What you are asked to do: Reproduce each line below with no alterations.

Items from an interface collection

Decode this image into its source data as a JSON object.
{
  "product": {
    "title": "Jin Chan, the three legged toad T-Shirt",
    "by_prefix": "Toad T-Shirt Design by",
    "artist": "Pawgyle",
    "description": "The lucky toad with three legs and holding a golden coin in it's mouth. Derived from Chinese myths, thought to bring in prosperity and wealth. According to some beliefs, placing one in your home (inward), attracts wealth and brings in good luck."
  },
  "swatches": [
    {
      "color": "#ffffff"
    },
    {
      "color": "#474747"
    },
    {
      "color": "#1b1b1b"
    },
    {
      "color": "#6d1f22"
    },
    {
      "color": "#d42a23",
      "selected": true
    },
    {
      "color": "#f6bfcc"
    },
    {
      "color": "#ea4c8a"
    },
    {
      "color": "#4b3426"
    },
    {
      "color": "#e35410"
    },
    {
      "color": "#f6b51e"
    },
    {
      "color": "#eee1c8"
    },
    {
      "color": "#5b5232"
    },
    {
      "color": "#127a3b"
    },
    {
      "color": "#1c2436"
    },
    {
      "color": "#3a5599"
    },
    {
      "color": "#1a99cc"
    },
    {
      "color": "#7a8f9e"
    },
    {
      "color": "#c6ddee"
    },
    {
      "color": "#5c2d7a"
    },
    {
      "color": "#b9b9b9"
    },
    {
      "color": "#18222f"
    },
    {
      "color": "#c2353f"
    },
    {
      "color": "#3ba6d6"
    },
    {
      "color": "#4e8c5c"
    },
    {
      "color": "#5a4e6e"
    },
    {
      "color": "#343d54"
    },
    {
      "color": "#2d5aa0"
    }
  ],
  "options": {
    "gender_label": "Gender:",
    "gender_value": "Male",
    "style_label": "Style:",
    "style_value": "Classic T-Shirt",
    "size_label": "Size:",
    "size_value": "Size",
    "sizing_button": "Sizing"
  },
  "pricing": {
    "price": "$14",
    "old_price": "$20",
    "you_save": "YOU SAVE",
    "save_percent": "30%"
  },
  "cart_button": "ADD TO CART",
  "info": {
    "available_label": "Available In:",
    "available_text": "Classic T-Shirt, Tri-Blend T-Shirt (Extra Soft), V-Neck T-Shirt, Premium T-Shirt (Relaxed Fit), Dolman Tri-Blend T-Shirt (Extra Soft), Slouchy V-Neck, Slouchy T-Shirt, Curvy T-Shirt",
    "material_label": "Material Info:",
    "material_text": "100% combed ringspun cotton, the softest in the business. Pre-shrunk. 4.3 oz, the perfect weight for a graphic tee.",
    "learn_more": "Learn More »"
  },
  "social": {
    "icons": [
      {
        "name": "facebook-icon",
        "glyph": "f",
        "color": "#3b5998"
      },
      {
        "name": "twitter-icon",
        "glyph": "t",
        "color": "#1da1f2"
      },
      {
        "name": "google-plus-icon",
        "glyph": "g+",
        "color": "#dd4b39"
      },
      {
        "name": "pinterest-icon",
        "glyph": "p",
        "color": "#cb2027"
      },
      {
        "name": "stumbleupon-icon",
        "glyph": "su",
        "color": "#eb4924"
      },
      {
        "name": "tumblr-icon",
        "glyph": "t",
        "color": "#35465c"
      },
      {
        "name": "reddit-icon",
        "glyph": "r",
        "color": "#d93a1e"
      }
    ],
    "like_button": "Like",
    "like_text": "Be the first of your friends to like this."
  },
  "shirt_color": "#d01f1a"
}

Exercise response:
Decode this image into its source data as a JSON object.
{
  "product": {
    "title": "Jin Chan, the three legged toad T-Shirt",
    "by_prefix": "Toad T-Shirt Design by",
    "artist": "Pawgyle",
    "description": "The lucky toad with three legs and holding a golden coin in it's mouth. Derived from Chinese myths, thought to bring in prosperity and wealth. According to some beliefs, placing one in your home (inward), attracts wealth and brings in good luck."
  },
  "swatches": [
    {
      "color": "#ffffff"
    },
    {
      "color": "#474747"
    },
    {
      "color": "#1b1b1b"
    },
    {
      "color": "#6d1f22"
    },
    {
      "color": "#d42a23",
      "selected": true
    },
    {
      "color": "#f6bfcc"
    },
    {
      "color": "#ea4c8a"
    },
    {
      "color": "#4b3426"
    },
    {
      "color": "#e35410"
    },
    {
      "color": "#f6b51e"
    },
    {
      "color": "#eee1c8"
    },
    {
      "color": "#5b5232"
    },
    {
      "color": "#127a3b"
    },
    {
      "color": "#1c2436"
    },
    {
      "color": "#3a5599"
    },
    {
      "color": "#1a99cc"
    },
    {
      "color": "#7a8f9e"
    },
    {
      "color": "#c6ddee"
    },
    {
      "color": "#5c2d7a"
    },
    {
      "color": "#b9b9b9"
    },
    {
      "color": "#18222f"
    },
    {
      "color": "#c2353f"
    },
    {
      "color": "#3ba6d6"
    },
    {
      "color": "#4e8c5c"
    },
    {
      "color": "#5a4e6e"
    },
    {
      "color": "#343d54"
    },
    {
      "color": "#2d5aa0"
    }
  ],
  "options": {
    "gender_label": "Gender:",
    "gender_value": "Male",
    "style_label": "Style:",
    "style_value": "Classic T-Shirt",
    "size_label": "Size:",
    "size_value": "Size",
    "sizing_button": "Sizing"
  },
  "pricing": {
    "price": "$14",
    "old_price": "$20",
    "you_save": "YOU SAVE",
    "save_percent": "30%"
  },
  "cart_button": "ADD TO CART",
  "info": {
    "available_label": "Available In:",
    "available_text": "Classic T-Shirt, Tri-Blend T-Shirt (Extra Soft), V-Neck T-Shirt, Premium T-Shirt (Relaxed Fit), Dolman Tri-Blend T-Shirt (Extra Soft), Slouchy V-Neck, Slouchy T-Shirt, Curvy T-Shirt",
    "material_label": "Material Info:",
    "material_text": "100% combed ringspun cotton, the softest in the business. Pre-shrunk. 4.3 oz, the perfect weight for a graphic tee.",
    "learn_more": "Learn More »"
  },
  "social": {
    "icons": [
      {
        "name": "facebook-icon",
        "glyph": "f",
        "color": "#3b5998"
      },
      {
        "name": "twitter-icon",
        "glyph": "t",
        "color": "#1da1f2"
      },
      {
        "name": "google-plus-icon",
        "glyph": "g+",
        "color": "#dd4b39"
      },
      {
        "name": "pinterest-icon",
        "glyph": "p",
        "color": "#cb2027"
      },
      {
        "name": "stumbleupon-icon",
        "glyph": "su",
        "color": "#eb4924"
      },
      {
        "name": "tumblr-icon",
        "glyph": "t",
        "color": "#35465c"
      },
      {
        "name": "reddit-icon",
        "glyph": "r",
        "color": "#d93a1e"
      }
    ],
    "like_button": "Like",
    "like_text": "Be the first of your friends to like this."
  },
  "shirt_color": "#d01f1a"
}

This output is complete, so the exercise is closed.